_Data under study_.

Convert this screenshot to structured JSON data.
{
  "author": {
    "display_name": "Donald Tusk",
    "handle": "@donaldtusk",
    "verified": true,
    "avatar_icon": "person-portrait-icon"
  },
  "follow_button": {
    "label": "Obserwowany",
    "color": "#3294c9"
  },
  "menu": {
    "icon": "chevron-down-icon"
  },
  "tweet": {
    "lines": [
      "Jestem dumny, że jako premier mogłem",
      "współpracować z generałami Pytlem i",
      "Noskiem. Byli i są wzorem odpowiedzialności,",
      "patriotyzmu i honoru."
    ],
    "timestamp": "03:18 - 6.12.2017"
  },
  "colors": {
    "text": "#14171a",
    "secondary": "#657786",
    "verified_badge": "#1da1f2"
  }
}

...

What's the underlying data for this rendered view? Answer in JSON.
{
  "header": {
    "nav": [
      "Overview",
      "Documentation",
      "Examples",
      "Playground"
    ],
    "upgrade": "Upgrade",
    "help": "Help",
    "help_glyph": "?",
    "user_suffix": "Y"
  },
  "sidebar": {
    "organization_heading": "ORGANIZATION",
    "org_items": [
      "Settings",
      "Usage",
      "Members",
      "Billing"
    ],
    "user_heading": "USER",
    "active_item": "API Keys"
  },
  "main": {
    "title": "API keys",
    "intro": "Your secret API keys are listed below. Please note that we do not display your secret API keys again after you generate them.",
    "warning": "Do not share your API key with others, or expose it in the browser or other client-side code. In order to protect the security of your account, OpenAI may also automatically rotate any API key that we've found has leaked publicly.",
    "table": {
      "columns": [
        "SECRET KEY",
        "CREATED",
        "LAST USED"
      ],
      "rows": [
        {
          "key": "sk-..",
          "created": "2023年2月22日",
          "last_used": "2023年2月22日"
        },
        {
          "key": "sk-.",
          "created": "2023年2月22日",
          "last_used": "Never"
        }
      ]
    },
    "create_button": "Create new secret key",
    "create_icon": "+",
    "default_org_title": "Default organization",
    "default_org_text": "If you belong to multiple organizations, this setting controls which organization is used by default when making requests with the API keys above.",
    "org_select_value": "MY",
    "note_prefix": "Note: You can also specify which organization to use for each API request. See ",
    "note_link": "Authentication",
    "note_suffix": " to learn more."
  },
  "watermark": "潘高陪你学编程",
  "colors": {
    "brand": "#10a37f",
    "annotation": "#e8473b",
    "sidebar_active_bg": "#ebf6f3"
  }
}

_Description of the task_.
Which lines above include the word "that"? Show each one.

_Answer box_.
    "intro": "Your secret API keys are listed below. Please note that we do not display your secret API keys again after you generate them.",
    "warning": "Do not share your API key with others, or expose it in the browser or other client-side code. In order to protect the security of your account, OpenAI may also automatically rotate any API key that we've found has leaked publicly.",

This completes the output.